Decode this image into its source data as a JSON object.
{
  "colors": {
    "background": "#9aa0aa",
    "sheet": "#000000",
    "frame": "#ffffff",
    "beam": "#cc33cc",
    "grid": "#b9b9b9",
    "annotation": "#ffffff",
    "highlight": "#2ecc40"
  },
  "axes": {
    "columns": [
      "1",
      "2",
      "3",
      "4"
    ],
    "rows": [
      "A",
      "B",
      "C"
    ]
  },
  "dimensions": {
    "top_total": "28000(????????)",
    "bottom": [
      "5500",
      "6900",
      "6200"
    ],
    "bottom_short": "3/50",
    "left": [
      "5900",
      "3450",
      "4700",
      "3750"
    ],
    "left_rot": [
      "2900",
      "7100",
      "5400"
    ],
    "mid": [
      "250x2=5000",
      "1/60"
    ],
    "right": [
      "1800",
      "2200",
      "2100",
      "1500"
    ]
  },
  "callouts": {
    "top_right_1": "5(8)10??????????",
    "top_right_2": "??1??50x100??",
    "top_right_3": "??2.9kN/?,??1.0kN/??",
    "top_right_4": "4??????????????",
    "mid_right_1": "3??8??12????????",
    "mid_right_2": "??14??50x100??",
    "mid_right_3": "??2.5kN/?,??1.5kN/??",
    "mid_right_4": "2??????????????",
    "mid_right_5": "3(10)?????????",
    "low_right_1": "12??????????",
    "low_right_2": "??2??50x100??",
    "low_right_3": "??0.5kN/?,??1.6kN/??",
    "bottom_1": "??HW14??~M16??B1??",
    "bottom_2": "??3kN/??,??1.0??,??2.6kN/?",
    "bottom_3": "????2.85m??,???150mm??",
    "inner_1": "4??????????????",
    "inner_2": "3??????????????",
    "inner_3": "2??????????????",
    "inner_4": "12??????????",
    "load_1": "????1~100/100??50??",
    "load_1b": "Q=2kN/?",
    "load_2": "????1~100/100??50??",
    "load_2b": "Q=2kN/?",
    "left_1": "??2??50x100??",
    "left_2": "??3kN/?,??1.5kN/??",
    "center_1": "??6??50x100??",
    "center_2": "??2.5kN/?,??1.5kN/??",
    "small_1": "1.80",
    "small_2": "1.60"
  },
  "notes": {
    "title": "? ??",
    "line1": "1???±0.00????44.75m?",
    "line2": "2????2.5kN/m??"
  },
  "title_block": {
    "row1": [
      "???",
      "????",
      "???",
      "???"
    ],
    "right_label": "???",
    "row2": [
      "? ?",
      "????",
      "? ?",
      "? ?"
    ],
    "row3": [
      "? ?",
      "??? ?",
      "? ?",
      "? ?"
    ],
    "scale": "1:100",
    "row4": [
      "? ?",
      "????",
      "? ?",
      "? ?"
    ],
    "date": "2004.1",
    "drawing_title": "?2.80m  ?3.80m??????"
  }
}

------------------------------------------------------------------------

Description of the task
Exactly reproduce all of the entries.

The answer
Decode this image into its source data as a JSON object.
{
  "colors": {
    "background": "#9aa0aa",
    "sheet": "#000000",
    "frame": "#ffffff",
    "beam": "#cc33cc",
    "grid": "#b9b9b9",
    "annotation": "#ffffff",
    "highlight": "#2ecc40"
  },
  "axes": {
    "columns": [
      "1",
      "2",
      "3",
      "4"
    ],
    "rows": [
      "A",
      "B",
      "C"
    ]
  },
  "dimensions": {
    "top_total": "28000(????????)",
    "bottom": [
      "5500",
      "6900",
      "6200"
    ],
    "bottom_short": "3/50",
    "left": [
      "5900",
      "3450",
      "4700",
      "3750"
    ],
    "left_rot": [
      "2900",
      "7100",
      "5400"
    ],
    "mid": [
      "250x2=5000",
      "1/60"
    ],
    "right": [
      "1800",
      "2200",
      "2100",
      "1500"
    ]
  },
  "callouts": {
    "top_right_1": "5(8)10??????????",
    "top_right_2": "??1??50x100??",
    "top_right_3": "??2.9kN/?,??1.0kN/??",
    "top_right_4": "4??????????????",
    "mid_right_1": "3??8??12????????",
    "mid_right_2": "??14??50x100??",
    "mid_right_3": "??2.5kN/?,??1.5kN/??",
    "mid_right_4": "2??????????????",
    "mid_right_5": "3(10)?????????",
    "low_right_1": "12??????????",
    "low_right_2": "??2??50x100??",
    "low_right_3": "??0.5kN/?,??1.6kN/??",
    "bottom_1": "??HW14??~M16??B1??",
    "bottom_2": "??3kN/??,??1.0??,??2.6kN/?",
    "bottom_3": "????2.85m??,???150mm??",
    "inner_1": "4??????????????",
    "inner_2": "3??????????????",
    "inner_3": "2??????????????",
    "inner_4": "12??????????",
    "load_1": "????1~100/100??50??",
    "load_1b": "Q=2kN/?",
    "load_2": "????1~100/100??50??",
    "load_2b": "Q=2kN/?",
    "left_1": "??2??50x100??",
    "left_2": "??3kN/?,??1.5kN/??",
    "center_1": "??6??50x100??",
    "center_2": "??2.5kN/?,??1.5kN/??",
    "small_1": "1.80",
    "small_2": "1.60"
  },
  "notes": {
    "title": "? ??",
    "line1": "1???±0.00????44.75m?",
    "line2": "2????2.5kN/m??"
  },
  "title_block": {
    "row1": [
      "???",
      "????",
      "???",
      "???"
    ],
    "right_label": "???",
    "row2": [
      "? ?",
      "????",
      "? ?",
      "? ?"
    ],
    "row3": [
      "? ?",
      "??? ?",
      "? ?",
      "? ?"
    ],
    "scale": "1:100",
    "row4": [
      "? ?",
      "????",
      "? ?",
      "? ?"
    ],
    "date": "2004.1",
    "drawing_title": "?2.80m  ?3.80m??????"
  }
}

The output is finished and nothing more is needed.